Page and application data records
..............................
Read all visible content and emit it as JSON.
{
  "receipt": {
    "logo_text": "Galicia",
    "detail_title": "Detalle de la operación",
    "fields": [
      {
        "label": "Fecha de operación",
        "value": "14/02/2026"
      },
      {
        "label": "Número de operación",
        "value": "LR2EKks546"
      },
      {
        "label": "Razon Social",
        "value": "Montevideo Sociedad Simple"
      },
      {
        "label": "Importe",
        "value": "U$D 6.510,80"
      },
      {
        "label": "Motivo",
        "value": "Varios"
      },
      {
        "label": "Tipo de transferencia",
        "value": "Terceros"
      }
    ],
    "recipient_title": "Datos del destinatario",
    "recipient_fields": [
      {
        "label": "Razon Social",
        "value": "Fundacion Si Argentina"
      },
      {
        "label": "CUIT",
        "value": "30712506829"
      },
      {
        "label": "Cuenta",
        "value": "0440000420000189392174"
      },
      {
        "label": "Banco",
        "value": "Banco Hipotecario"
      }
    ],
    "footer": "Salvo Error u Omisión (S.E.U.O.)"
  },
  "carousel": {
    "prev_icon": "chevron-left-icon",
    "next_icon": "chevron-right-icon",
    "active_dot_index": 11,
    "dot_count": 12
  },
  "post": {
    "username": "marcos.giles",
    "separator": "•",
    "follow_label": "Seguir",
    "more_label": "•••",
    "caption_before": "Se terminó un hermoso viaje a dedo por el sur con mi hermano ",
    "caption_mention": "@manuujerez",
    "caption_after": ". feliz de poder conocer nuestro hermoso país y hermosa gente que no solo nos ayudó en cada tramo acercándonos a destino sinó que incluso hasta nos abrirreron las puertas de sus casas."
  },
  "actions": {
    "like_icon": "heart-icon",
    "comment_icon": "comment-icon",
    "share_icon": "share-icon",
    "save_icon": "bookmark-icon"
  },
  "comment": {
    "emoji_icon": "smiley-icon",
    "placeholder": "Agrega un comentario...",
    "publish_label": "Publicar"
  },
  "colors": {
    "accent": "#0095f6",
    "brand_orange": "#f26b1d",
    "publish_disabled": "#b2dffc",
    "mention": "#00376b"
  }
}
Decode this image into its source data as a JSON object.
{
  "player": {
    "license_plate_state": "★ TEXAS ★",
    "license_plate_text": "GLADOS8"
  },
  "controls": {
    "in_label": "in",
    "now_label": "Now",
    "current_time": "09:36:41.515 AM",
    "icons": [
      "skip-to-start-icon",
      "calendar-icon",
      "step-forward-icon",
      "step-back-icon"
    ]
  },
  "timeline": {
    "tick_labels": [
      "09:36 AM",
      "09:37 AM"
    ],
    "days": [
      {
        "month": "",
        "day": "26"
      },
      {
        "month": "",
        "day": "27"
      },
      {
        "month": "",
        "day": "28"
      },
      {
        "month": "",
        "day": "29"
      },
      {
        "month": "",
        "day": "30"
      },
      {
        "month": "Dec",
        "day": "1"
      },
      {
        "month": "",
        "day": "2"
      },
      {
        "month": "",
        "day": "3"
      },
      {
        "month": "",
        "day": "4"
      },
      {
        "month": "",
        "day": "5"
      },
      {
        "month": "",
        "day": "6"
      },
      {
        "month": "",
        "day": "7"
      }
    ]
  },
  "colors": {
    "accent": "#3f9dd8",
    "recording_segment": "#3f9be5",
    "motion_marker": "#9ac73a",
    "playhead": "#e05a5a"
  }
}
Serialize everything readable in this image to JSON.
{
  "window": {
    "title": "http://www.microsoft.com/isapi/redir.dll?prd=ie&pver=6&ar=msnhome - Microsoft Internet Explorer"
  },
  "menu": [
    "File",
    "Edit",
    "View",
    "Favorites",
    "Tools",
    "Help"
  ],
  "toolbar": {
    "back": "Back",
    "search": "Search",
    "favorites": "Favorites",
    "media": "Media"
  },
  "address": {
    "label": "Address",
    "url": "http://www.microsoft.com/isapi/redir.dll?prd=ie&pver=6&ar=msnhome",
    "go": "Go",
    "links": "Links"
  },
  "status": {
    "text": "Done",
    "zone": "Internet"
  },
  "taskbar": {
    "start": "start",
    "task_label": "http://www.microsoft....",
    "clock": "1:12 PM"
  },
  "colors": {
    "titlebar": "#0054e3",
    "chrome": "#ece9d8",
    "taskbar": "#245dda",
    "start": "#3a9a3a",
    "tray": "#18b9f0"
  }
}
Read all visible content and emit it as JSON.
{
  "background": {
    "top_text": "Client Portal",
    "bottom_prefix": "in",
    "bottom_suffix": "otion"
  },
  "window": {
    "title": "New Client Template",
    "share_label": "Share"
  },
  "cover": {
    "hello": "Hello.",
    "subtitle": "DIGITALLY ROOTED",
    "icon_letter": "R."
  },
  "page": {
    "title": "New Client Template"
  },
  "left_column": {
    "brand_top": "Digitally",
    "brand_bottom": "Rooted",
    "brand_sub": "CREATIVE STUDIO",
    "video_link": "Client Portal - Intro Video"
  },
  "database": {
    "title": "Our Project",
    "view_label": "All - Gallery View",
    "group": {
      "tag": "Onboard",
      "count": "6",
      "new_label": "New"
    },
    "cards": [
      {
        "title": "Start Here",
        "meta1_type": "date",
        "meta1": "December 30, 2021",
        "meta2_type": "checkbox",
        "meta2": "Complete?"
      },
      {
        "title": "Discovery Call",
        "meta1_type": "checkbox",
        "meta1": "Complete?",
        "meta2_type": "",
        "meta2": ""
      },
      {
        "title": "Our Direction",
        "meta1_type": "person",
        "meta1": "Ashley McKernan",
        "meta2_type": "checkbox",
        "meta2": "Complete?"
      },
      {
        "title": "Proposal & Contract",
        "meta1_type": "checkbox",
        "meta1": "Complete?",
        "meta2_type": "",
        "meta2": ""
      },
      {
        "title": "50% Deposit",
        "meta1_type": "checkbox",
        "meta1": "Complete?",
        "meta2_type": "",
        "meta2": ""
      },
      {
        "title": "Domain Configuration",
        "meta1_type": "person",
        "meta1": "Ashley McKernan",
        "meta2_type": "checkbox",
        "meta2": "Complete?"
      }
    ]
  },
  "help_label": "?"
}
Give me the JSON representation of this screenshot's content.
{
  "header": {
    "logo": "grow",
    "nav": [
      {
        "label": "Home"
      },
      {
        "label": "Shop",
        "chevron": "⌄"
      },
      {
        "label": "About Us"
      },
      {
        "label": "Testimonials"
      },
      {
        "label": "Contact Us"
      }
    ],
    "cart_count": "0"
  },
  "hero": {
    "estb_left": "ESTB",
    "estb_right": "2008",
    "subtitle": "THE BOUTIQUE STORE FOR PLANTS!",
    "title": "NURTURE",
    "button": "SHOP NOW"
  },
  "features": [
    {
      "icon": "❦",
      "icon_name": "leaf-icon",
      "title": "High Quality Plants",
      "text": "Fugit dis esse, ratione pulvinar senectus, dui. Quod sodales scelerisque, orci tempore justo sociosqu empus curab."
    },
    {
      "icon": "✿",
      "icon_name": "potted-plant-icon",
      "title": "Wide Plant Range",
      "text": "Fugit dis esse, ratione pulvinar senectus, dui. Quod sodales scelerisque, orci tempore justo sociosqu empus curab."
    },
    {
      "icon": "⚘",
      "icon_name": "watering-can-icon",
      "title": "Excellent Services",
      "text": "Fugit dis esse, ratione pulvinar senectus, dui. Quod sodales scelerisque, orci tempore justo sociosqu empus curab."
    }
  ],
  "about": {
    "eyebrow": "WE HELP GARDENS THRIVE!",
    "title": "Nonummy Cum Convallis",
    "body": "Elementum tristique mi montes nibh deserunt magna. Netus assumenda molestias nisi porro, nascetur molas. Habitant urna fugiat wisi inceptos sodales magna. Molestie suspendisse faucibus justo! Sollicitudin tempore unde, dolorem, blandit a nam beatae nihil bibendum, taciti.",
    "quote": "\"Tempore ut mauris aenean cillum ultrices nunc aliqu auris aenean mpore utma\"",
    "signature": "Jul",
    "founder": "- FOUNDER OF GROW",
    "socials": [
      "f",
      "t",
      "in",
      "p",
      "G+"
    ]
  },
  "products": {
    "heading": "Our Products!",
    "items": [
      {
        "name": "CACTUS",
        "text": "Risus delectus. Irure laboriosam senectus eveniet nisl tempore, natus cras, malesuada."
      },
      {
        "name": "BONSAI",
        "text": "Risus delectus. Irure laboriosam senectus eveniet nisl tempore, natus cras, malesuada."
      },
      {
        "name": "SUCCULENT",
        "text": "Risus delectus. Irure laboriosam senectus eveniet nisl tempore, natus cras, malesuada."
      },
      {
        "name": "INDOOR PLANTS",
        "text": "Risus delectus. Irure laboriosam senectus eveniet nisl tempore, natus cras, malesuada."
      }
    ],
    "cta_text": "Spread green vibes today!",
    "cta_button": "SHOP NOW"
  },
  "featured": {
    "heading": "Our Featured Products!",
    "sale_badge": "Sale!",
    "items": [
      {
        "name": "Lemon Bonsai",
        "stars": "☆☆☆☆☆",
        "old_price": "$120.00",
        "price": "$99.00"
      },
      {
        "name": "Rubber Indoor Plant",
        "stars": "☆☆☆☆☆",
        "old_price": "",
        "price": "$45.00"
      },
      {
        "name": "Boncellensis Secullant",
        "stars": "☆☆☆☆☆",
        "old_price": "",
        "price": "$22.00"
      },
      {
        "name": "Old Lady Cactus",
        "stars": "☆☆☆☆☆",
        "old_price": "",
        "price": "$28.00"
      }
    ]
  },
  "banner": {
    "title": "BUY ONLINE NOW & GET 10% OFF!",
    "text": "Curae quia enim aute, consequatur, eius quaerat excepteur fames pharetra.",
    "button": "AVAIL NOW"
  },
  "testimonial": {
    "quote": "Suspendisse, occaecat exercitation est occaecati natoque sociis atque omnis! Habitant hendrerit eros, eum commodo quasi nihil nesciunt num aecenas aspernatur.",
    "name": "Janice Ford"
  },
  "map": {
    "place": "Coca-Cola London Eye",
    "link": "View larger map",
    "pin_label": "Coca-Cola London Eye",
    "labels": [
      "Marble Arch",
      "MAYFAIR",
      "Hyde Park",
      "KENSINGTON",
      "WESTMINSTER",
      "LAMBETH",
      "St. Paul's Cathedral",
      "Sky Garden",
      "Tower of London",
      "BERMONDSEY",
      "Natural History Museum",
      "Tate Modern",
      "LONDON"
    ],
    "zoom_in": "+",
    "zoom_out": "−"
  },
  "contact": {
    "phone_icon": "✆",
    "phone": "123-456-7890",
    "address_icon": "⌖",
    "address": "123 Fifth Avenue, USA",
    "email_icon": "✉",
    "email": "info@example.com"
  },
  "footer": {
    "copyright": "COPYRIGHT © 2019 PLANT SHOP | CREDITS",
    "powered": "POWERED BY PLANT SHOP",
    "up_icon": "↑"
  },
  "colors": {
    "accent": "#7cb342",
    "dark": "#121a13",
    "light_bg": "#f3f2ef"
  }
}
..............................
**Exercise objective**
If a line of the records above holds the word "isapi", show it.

**Output for this task**
    "title": "http://www.microsoft.com/isapi/redir.dll?prd=ie&pver=6&ar=msnhome - Microsoft Internet Explorer"
    "url": "http://www.microsoft.com/isapi/redir.dll?prd=ie&pver=6&ar=msnhome",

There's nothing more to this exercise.